Material for the task>

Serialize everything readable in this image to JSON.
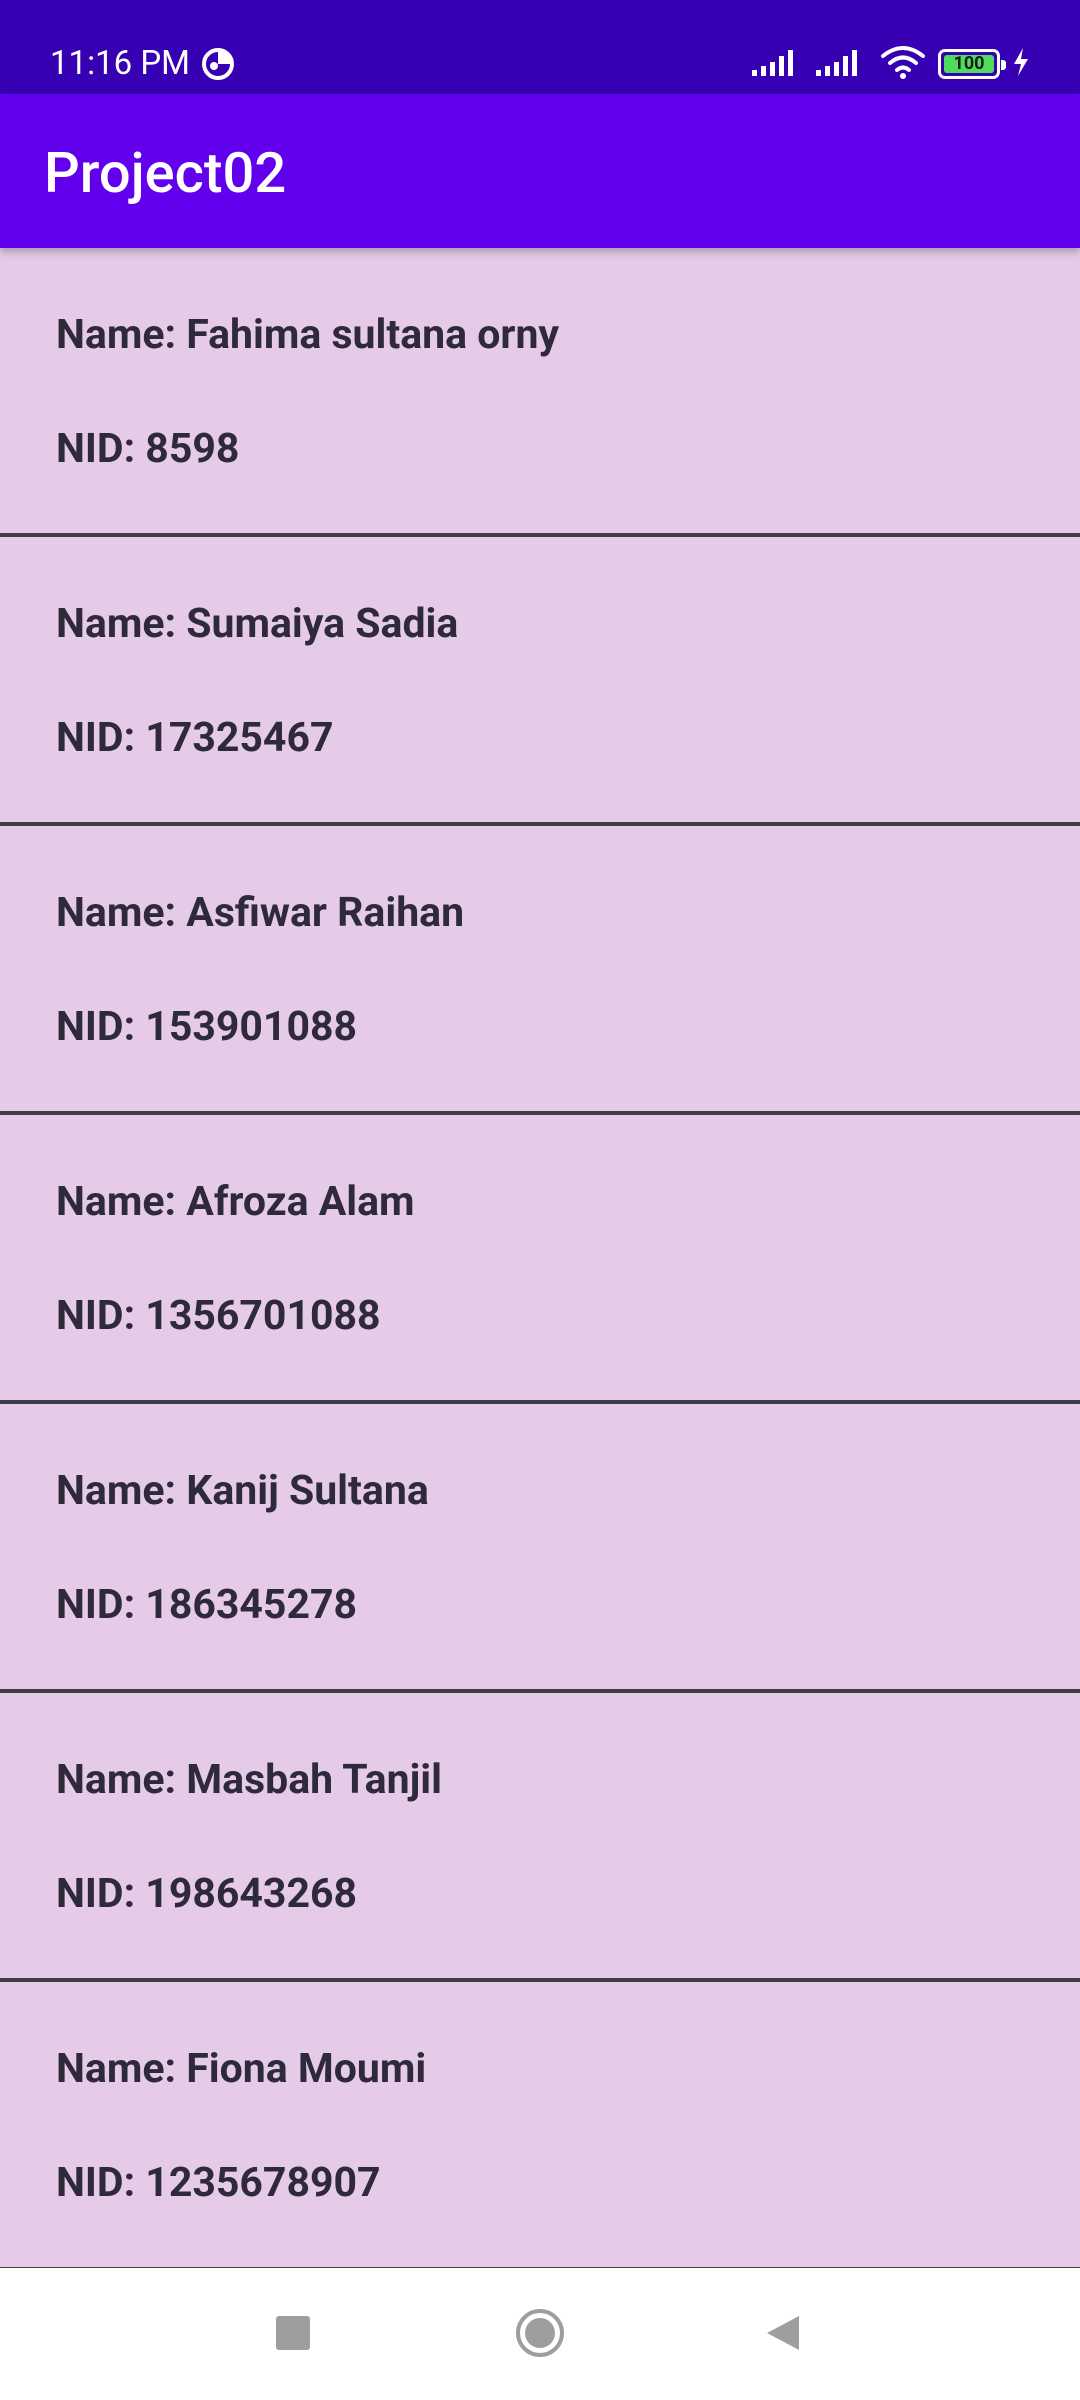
{
  "status_bar": {
    "time": "11:16 PM",
    "battery_level": "100",
    "icons": [
      "data-saver-icon",
      "signal-icon",
      "signal-icon",
      "wifi-icon",
      "battery-icon",
      "charging-icon"
    ]
  },
  "app_bar": {
    "title": "Project02"
  },
  "items": [
    {
      "name": "Name: Fahima sultana orny",
      "nid": "NID: 8598"
    },
    {
      "name": "Name: Sumaiya Sadia",
      "nid": "NID: 17325467"
    },
    {
      "name": "Name: Asfiwar Raihan",
      "nid": "NID: 153901088"
    },
    {
      "name": "Name: Afroza Alam",
      "nid": "NID: 1356701088"
    },
    {
      "name": "Name: Kanij Sultana",
      "nid": "NID: 186345278"
    },
    {
      "name": "Name: Masbah Tanjil",
      "nid": "NID: 198643268"
    },
    {
      "name": "Name: Fiona Moumi",
      "nid": "NID: 1235678907"
    }
  ],
  "nav_bar": {
    "buttons": [
      "recents-icon",
      "home-icon",
      "back-icon"
    ]
  },
  "colors": {
    "status_bar": "#3700b3",
    "app_bar": "#6200ee",
    "list_background": "#e6cbe9",
    "divider": "#3d3d45",
    "text": "#2e2a3a"
  }
}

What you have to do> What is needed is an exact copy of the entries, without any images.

Task response>
Serialize everything readable in this image to JSON.
{
  "status_bar": {
    "time": "11:16 PM",
    "battery_level": "100",
    "icons": [
      "data-saver-icon",
      "signal-icon",
      "signal-icon",
      "wifi-icon",
      "battery-icon",
      "charging-icon"
    ]
  },
  "app_bar": {
    "title": "Project02"
  },
  "items": [
    {
      "name": "Name: Fahima sultana orny",
      "nid": "NID: 8598"
    },
    {
      "name": "Name: Sumaiya Sadia",
      "nid": "NID: 17325467"
    },
    {
      "name": "Name: Asfiwar Raihan",
      "nid": "NID: 153901088"
    },
    {
      "name": "Name: Afroza Alam",
      "nid": "NID: 1356701088"
    },
    {
      "name": "Name: Kanij Sultana",
      "nid": "NID: 186345278"
    },
    {
      "name": "Name: Masbah Tanjil",
      "nid": "NID: 198643268"
    },
    {
      "name": "Name: Fiona Moumi",
      "nid": "NID: 1235678907"
    }
  ],
  "nav_bar": {
    "buttons": [
      "recents-icon",
      "home-icon",
      "back-icon"
    ]
  },
  "colors": {
    "status_bar": "#3700b3",
    "app_bar": "#6200ee",
    "list_background": "#e6cbe9",
    "divider": "#3d3d45",
    "text": "#2e2a3a"
  }
}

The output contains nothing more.